### AIM OF THE TASK
Search the data for the word "list" and copy each line that has it.

Start of DATASET

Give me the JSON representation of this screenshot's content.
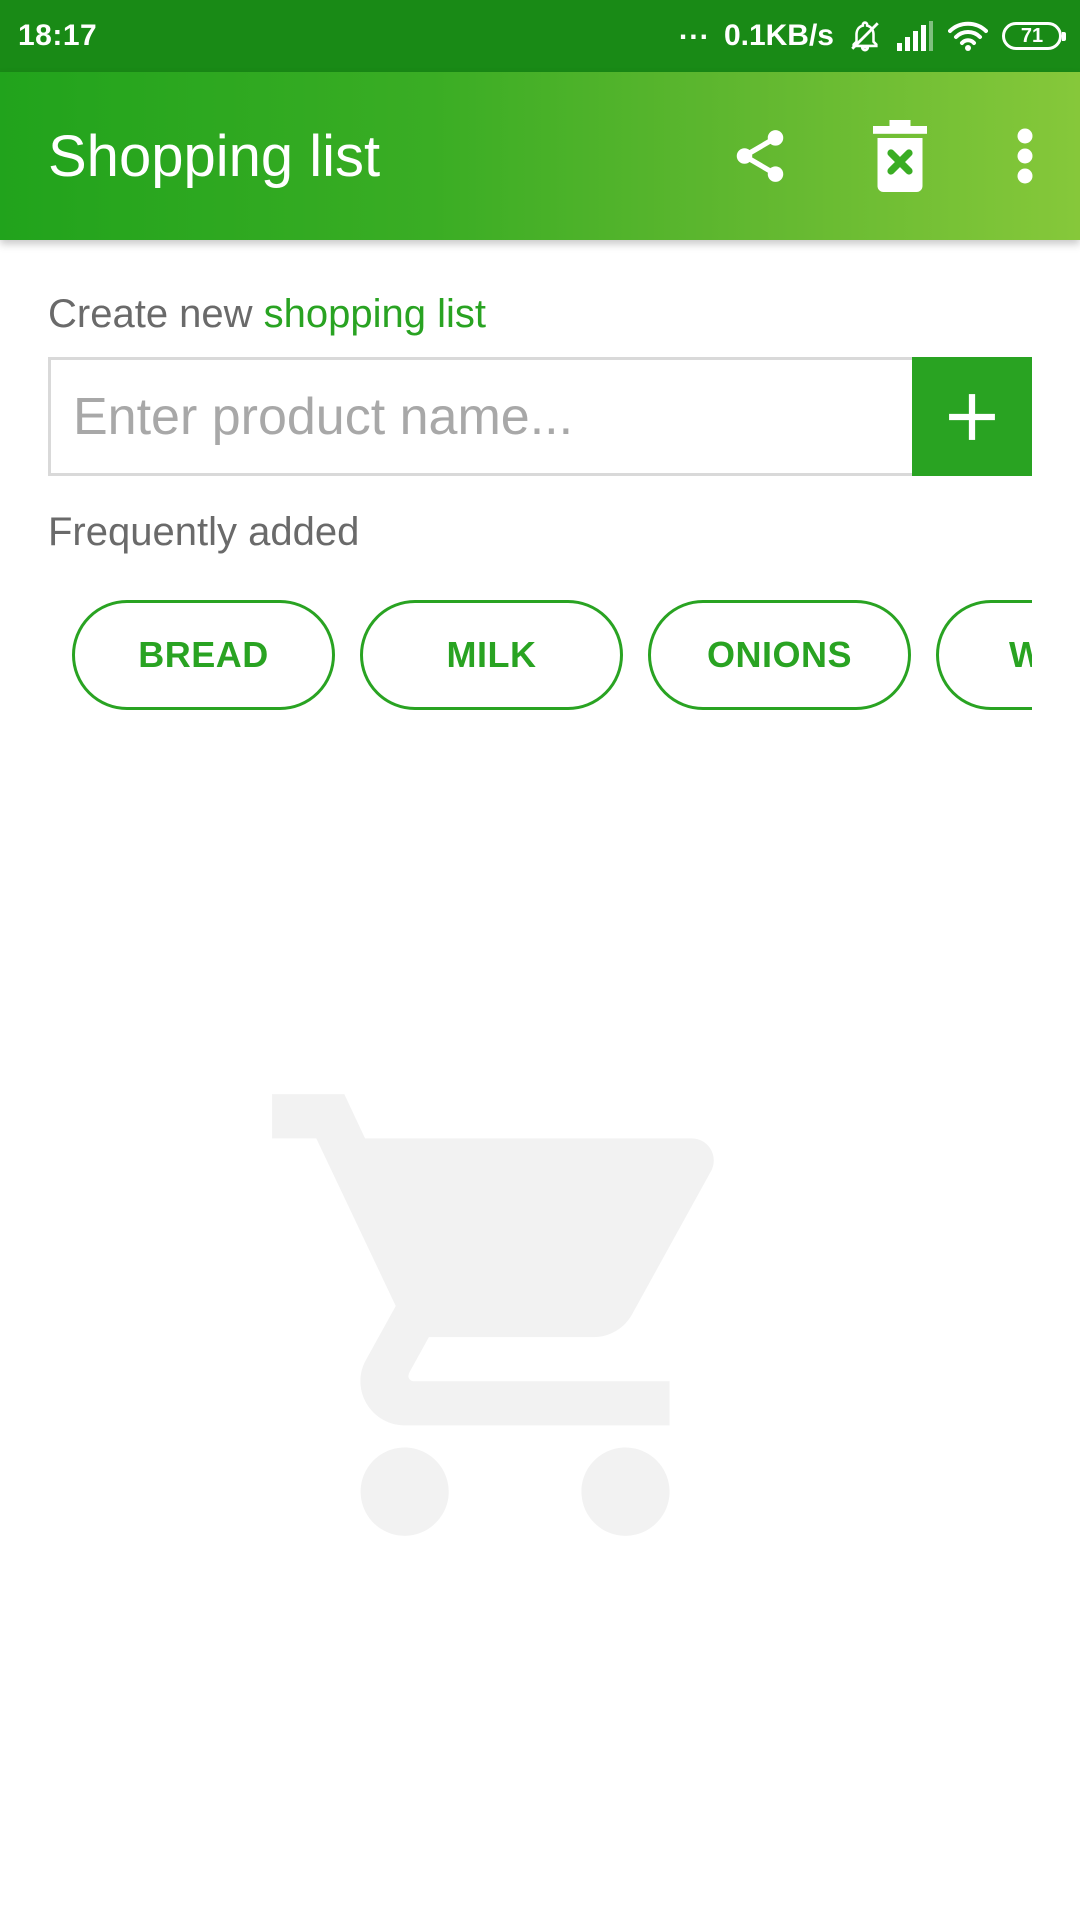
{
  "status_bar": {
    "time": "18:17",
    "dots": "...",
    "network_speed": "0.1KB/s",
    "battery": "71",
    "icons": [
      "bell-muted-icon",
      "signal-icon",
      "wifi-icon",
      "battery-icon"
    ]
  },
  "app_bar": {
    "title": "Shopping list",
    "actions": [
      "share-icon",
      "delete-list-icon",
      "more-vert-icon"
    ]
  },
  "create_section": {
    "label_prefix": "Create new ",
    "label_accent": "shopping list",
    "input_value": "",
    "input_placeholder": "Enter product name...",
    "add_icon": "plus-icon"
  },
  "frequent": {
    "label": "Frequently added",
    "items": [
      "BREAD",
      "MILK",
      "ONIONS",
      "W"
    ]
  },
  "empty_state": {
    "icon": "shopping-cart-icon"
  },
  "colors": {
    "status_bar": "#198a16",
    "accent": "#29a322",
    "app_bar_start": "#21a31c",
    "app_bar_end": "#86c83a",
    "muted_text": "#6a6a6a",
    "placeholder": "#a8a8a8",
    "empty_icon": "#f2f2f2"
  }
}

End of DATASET

### RESPONSE TO THIS EXERCISE
    "title": "Shopping list",
      "delete-list-icon",
    "label_accent": "shopping list",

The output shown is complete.